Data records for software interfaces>

........

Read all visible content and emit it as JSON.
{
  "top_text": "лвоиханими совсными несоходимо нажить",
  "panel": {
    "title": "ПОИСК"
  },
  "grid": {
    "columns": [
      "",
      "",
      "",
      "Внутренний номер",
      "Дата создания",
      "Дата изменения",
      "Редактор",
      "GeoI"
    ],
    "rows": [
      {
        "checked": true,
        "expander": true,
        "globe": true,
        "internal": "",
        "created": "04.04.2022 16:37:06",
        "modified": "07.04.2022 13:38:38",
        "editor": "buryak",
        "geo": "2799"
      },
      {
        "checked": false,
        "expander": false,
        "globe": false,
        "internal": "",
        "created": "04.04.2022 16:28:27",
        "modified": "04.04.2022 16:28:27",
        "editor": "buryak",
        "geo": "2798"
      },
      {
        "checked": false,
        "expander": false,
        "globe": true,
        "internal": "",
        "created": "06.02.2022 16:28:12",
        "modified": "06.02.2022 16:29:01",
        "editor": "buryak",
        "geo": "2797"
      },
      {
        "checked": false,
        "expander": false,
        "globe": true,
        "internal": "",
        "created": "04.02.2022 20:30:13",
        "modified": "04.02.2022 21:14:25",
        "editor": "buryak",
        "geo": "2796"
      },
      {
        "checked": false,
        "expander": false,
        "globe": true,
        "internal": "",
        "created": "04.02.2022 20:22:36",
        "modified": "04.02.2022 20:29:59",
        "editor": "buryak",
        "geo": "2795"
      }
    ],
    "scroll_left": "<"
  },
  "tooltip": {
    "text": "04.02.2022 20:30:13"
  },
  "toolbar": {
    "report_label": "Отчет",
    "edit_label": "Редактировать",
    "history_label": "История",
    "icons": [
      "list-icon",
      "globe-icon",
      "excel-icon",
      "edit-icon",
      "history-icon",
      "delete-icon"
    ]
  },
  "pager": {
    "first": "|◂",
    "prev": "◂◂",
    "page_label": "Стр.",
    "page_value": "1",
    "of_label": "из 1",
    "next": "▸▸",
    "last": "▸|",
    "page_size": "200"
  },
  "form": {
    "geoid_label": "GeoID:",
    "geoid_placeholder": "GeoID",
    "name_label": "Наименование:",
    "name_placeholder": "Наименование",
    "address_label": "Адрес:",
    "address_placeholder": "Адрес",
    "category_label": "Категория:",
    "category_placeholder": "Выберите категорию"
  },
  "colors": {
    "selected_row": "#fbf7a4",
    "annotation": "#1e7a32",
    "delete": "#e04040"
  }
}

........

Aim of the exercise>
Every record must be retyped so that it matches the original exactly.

Your response>
Read all visible content and emit it as JSON.
{
  "top_text": "лвоиханими совсными несоходимо нажить",
  "panel": {
    "title": "ПОИСК"
  },
  "grid": {
    "columns": [
      "",
      "",
      "",
      "Внутренний номер",
      "Дата создания",
      "Дата изменения",
      "Редактор",
      "GeoI"
    ],
    "rows": [
      {
        "checked": true,
        "expander": true,
        "globe": true,
        "internal": "",
        "created": "04.04.2022 16:37:06",
        "modified": "07.04.2022 13:38:38",
        "editor": "buryak",
        "geo": "2799"
      },
      {
        "checked": false,
        "expander": false,
        "globe": false,
        "internal": "",
        "created": "04.04.2022 16:28:27",
        "modified": "04.04.2022 16:28:27",
        "editor": "buryak",
        "geo": "2798"
      },
      {
        "checked": false,
        "expander": false,
        "globe": true,
        "internal": "",
        "created": "06.02.2022 16:28:12",
        "modified": "06.02.2022 16:29:01",
        "editor": "buryak",
        "geo": "2797"
      },
      {
        "checked": false,
        "expander": false,
        "globe": true,
        "internal": "",
        "created": "04.02.2022 20:30:13",
        "modified": "04.02.2022 21:14:25",
        "editor": "buryak",
        "geo": "2796"
      },
      {
        "checked": false,
        "expander": false,
        "globe": true,
        "internal": "",
        "created": "04.02.2022 20:22:36",
        "modified": "04.02.2022 20:29:59",
        "editor": "buryak",
        "geo": "2795"
      }
    ],
    "scroll_left": "<"
  },
  "tooltip": {
    "text": "04.02.2022 20:30:13"
  },
  "toolbar": {
    "report_label": "Отчет",
    "edit_label": "Редактировать",
    "history_label": "История",
    "icons": [
      "list-icon",
      "globe-icon",
      "excel-icon",
      "edit-icon",
      "history-icon",
      "delete-icon"
    ]
  },
  "pager": {
    "first": "|◂",
    "prev": "◂◂",
    "page_label": "Стр.",
    "page_value": "1",
    "of_label": "из 1",
    "next": "▸▸",
    "last": "▸|",
    "page_size": "200"
  },
  "form": {
    "geoid_label": "GeoID:",
    "geoid_placeholder": "GeoID",
    "name_label": "Наименование:",
    "name_placeholder": "Наименование",
    "address_label": "Адрес:",
    "address_placeholder": "Адрес",
    "category_label": "Категория:",
    "category_placeholder": "Выберите категорию"
  },
  "colors": {
    "selected_row": "#fbf7a4",
    "annotation": "#1e7a32",
    "delete": "#e04040"
  }
}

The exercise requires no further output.